The woman caught in adultery
In a Catholic church in Cape Cod, Massachusetts, there is a stained-glass window depicting today’s Sunday Gospel of the woman caught in adultery. Inscribed in large lettering are the words ‘Go and sin no more’. The window was designed with a flap that opens out in the summer to cool the church. Visitors to the church might be shocked to see however that it alters the sentence – the opening of the flap window then renders the sentence (in the summer) ‘Go and sin more’!
We have a strange new culture of condemnation in this TV age. There has always been a tendency in our fallen state to enjoy a perverse sense of superiority and delicious satisfaction in passing judgment on others. None of us are completely immune from being thrillingly shocked and titillated by a juicy story of intrigue, gossip, conflict or infidelity. The coffee dock, the water cooler, the lunch break give us opportunities to share our sense of glee and shock at the foibles of others as well as the junk we have gleaned from the previous day’s or night’s TV shows. Tabloid media give us a daily diet of celebrity gossip in magazines and newspapers to feed our idle curiosity about the shenanigans of politicians, sports personalities and other celebrities. Daytime TV shows portray bickering dysfunctional families, roaring out beeped out expletives in courtroom scenes or carefully managed and edited live audiences all too eager to vent feelings of indignation and entertainment. Whole programmes are given over to paternity suits and DNA results to (dis)prove paternity. Meanwhile the alternately wise-cracking and deadly serious TV host stands or patrols somewhere in the middle of the studio, cue cards and microphone in hand, supposedly neutral and objective, creating a name for him or herself, while the names and lives of those under scrutiny are fodder for the ratings and are all-too quickly forgotten by the ad-break. All the while we sit in judgment on our sofas taking it all in, proclaiming the world has gone mad.
What a contrast to the Gospel – ‘let those who have not sinned throw the first stone’ ‘I do not condemn you’ and ‘Go and sin no more’. It is a passage worth reading often and keeping nearby next time we read of a court case, a marriage failure, an adulterous situation, a financial scandal. It is worth bearing in mind that we will be judged in the manner in which we judge. The scenarios we watch or hear about can lull us into a false sense of security that at least ‘we are not that bad’. Our often false sense of outrage may veil arrogance and self-deceit that we would or could not sin so badly.
The gospel today shows Jesus between the two extremes of moral indignation and moral permissiveness. He belongs to neither camp. The woman caught in adultery is a secret sinner whose sin is found out.
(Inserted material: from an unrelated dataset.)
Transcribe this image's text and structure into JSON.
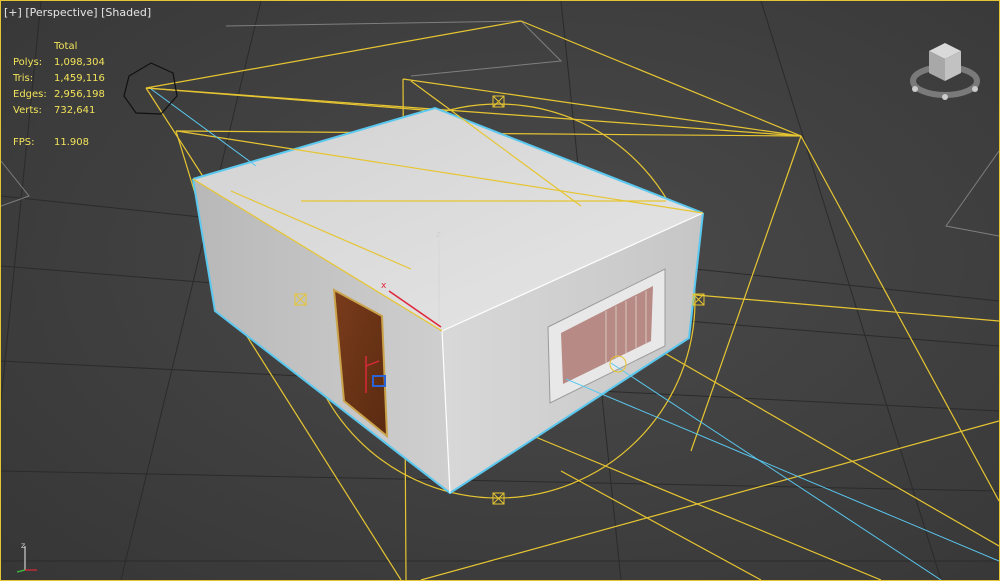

It is likely that was set up, watched, preyed upon, her movements known, so that she could not but be caught. How well her sinning was ready for inspection and condemnation! Who and how many were watching? She was not alone in her sin but stood alone condemned.
This incident recorded in the Gospel of Luke once more illustrates Jesus’ mercy to the outcast, marginalized and condemned in a society of moral hypocrisy. It shows His tender mercy to the unfortunate nameless woman, whose sin is so common. And there is no sign of the man who sinned with her. One feels that Jesus once more is using the example of notoriety and reputation as the doorway to mercy in the community. Like Zacchaeus, the woman at the well, the woman who washed Jesus’ feet with her tears, the tax collectors and sinners, all were people whose sins were well known. They were also commonly despised. Their reputation had preceded them.
The details of the story of Jesus’ writing in sand and ‘beginning with the eldest’ dropping the stones ring so true. Jesus neither condones the mob’s hastiness nor condemns the sinner. He says little but the words have echoed down the centuries: ‘let he who has not sinned cast the first stone’, and ‘go and sin no more’. We are the ones who must toss the stones, who cannot hide behind the veil of public opinion. We are the ones who must ultimately stand alone before Jesus some day.
It is a gospel that contrasts with Jesus’ condemnation before the angry stirred-up mob on Good Friday morning. There Jesus takes upon himself all the anger and guilt of the world – and forgives all.
May we now too go and sin no more, and experience this Lent the joy of God’s forgiveness.